This first chart clearly show that the federal government spends, on average, as a percentage of GDP, more than our state and local government. But notice that state and local government spending caught up to the federal government back in 2001 (after the fiscal responsibility of the 1990s).
Obviously, the chart above has two large spikes representing World War I and World War II. What would it look like if we excluded volatile defense spending?
Doing this, it looks like the state and local government spend more money than the federal government. More important, states and local government has grown from about 15 percent of GDP in 1980 to 22 percent today. The federal government has “only” grown from 15 percent to 19 percent.
Looking at these chart, I have no confidence that the states will act with more restraint than the federal government. If our governments are incapable of fixing the problem, that only leaves you and me. We have to replace the people running and governments. We have to teach them and ourselves the value of small governments designed to protect our rights of life, liberty and pursuit of happiness. Everything else government does is an infringement of our rights and they should leave us alone.

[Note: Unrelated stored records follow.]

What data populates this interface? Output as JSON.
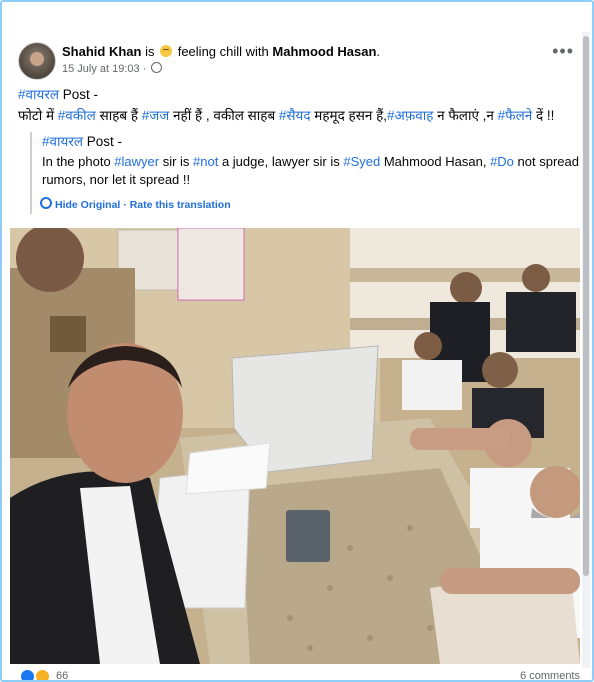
{
  "post": {
    "author": "Shahid Khan",
    "is": "is",
    "feeling": "feeling chill with",
    "tagged": "Mahmood Hasan",
    "tagged_end": ".",
    "timestamp": "15 July at 19:03",
    "dot": "·",
    "more_icon": "more-dots-icon",
    "privacy_icon": "globe-icon",
    "text": {
      "line1_tag": "#वायरल",
      "line1_rest": " Post -",
      "p1": "फोटो में ",
      "t1": "#वकील",
      "p2": " साहब हैं ",
      "t2": "#जज",
      "p3": " नहीं हैं , वकील साहब ",
      "t3": "#सैयद",
      "p4": " महमूद हसन हैं,",
      "t4": "#अफ़वाह",
      "p5": " न फैलाएं ,न ",
      "t5": "#फैलने",
      "p6": " दें !!"
    }
  },
  "translation": {
    "line1_tag": "#वायरल",
    "line1_rest": " Post -",
    "p1": "In the photo ",
    "t1": "#lawyer",
    "p2": " sir is ",
    "t2": "#not",
    "p3": " a judge, lawyer sir is ",
    "t3": "#Syed",
    "p4": " Mahmood Hasan, ",
    "t4": "#Do",
    "p5": " not spread rumors, nor let it spread !!",
    "hide_label": "Hide Original",
    "sep": " · ",
    "rate_label": "Rate this translation"
  },
  "footer": {
    "reaction_count": "66",
    "comments": "6 comments"
  },
  "colors": {
    "hashtag": "#216fdb",
    "frame_border": "#8ecdf5",
    "meta": "#65676b"
  }
}
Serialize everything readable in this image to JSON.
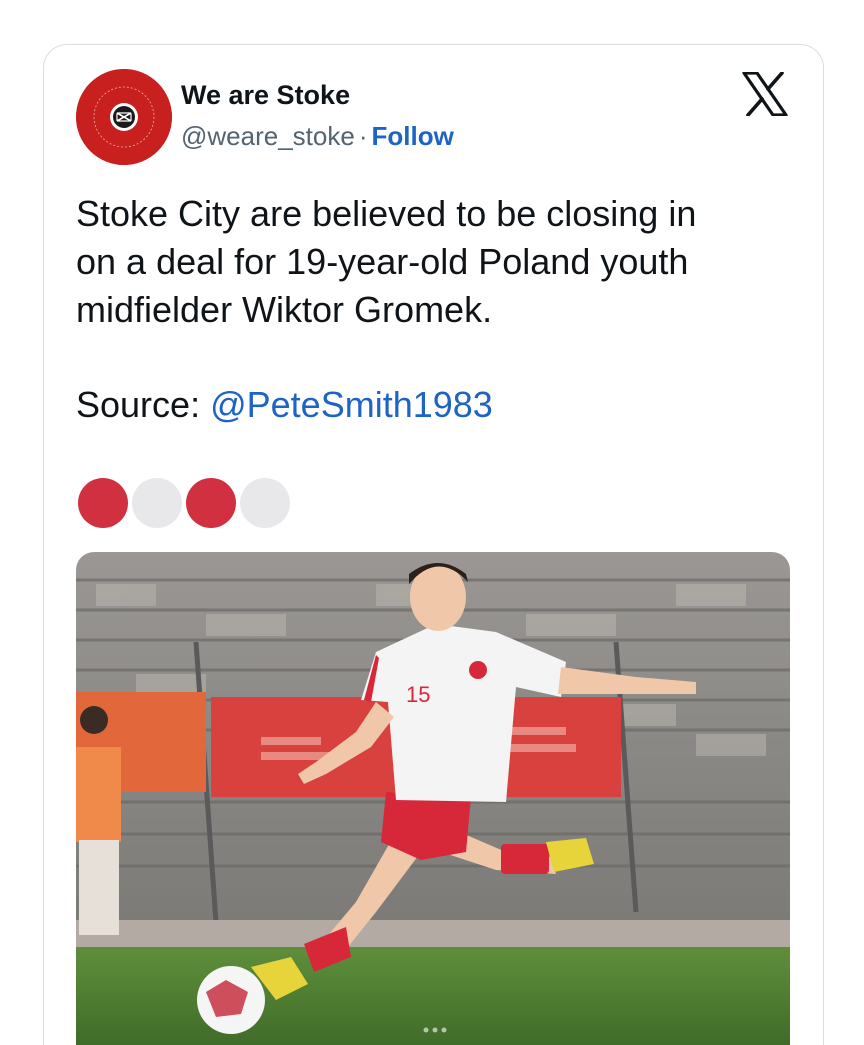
{
  "tweet": {
    "author": {
      "display_name": "We are Stoke",
      "handle": "@weare_stoke",
      "separator": "·",
      "follow_label": "Follow",
      "avatar_text": "WE ARE STOKE"
    },
    "platform_icon": "x-logo-icon",
    "body_lines": [
      "Stoke City are believed to be closing in",
      "on a deal for 19-year-old Poland youth",
      "midfielder Wiktor Gromek."
    ],
    "source_label": "Source:",
    "source_mention": "@PeteSmith1983",
    "emoji_circles": [
      "red",
      "white",
      "red",
      "white"
    ],
    "media": {
      "shirt_number": "15",
      "icon": "photo-footballer"
    }
  },
  "colors": {
    "link": "#1d64c4",
    "text": "#0f1419",
    "secondary": "#536471",
    "avatar_bg": "#c8201f",
    "poland_red": "#d0303f"
  }
}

Posted in big government
Tagged big government, charts, conservative, Federal government of the United States, Government, government spending, graphs, Local government, states rights, Tea Party, United States
I am assuming that John Paulson, one of the most well-known and successful hedge fund managers around, is not a reader of this blog. In a previous post, I questioned his strategy of buying land and expecting the real estate market to recover. If you’ve been following the data lately, you know that the real estate market continues to decline.

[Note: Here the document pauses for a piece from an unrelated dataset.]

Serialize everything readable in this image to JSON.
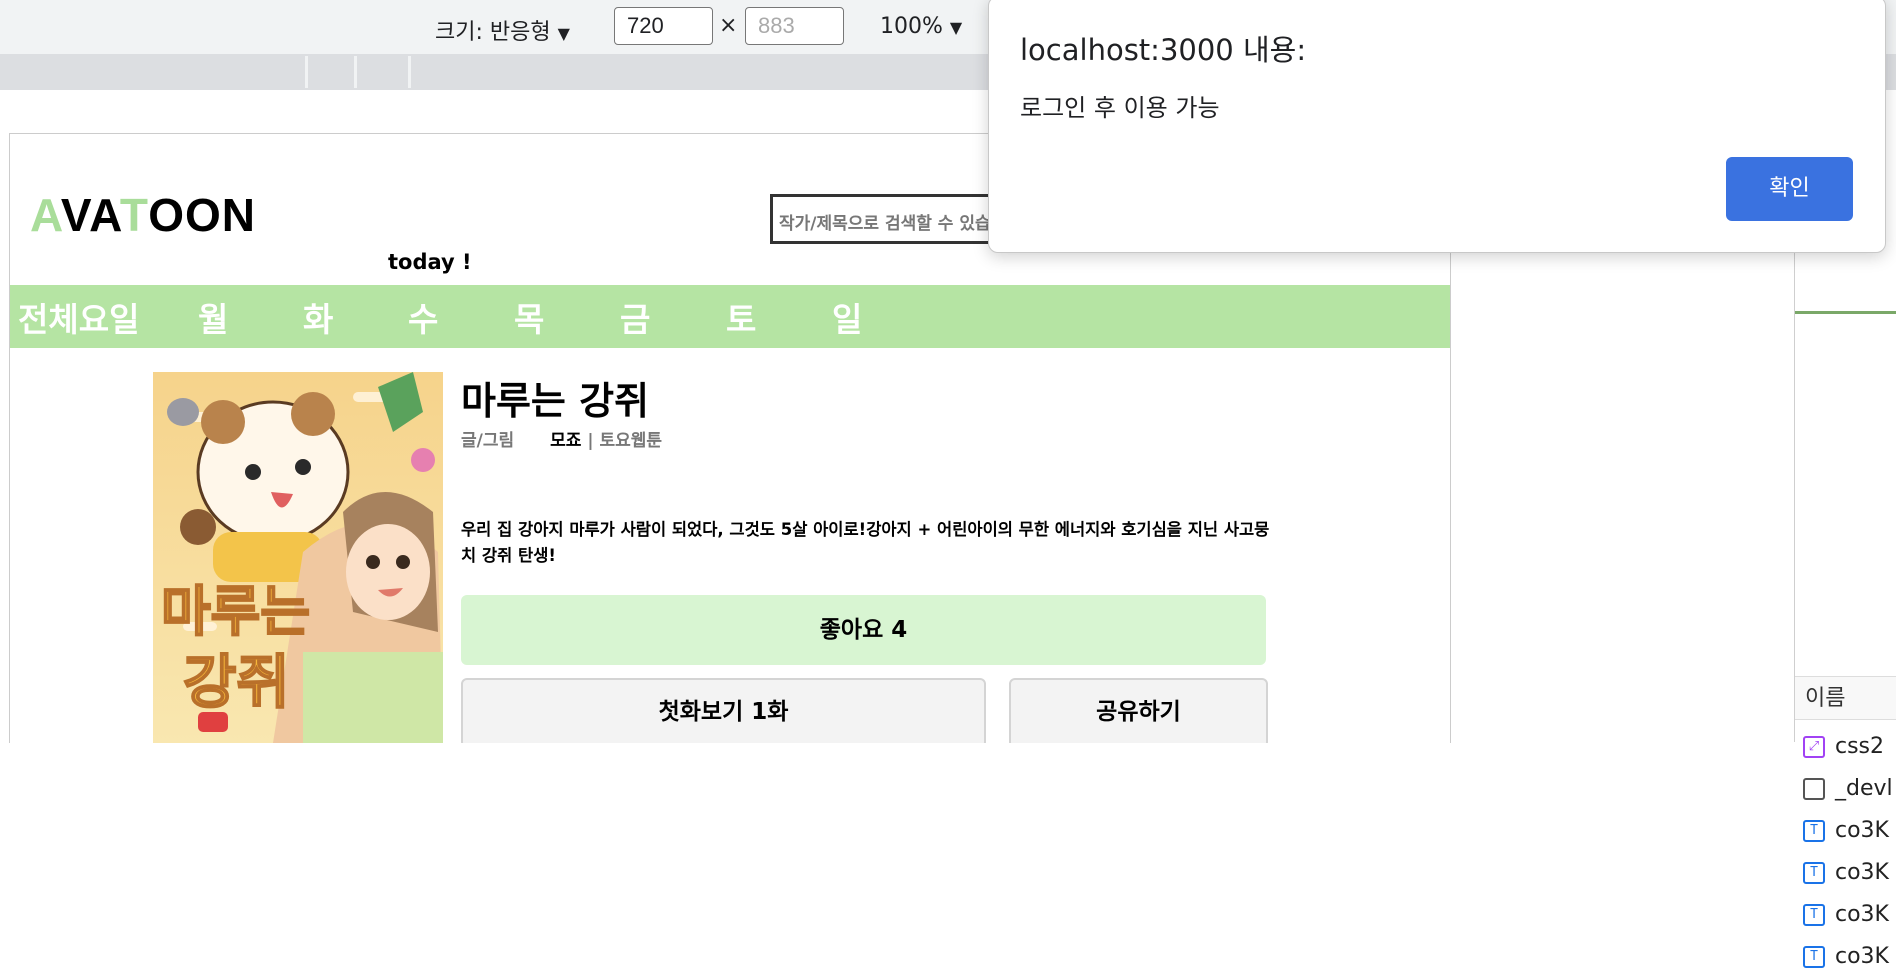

But John Paulson may have more pressing losses to deal with:
John Paulson, who holds a significant long position in gold and gold mining stocks, suffered a heavy hit to his portfolio when Sino-Forest (TRE.TSX) plummeted following accusations from Muddy Waters Research that the company overstated its timberland holdings in China’s Yunnan province.
Paulson’s Funds own 34,714,300 shares, or 14% of the outstanding of Sino-Forest. The stock remains halted after sinking 25% yesterday to C$14.46. Shares of Sino-Forest are indicated at C$6.75, off over 50% versus its previous close. The hit to Paulson would be in excess of $500 million.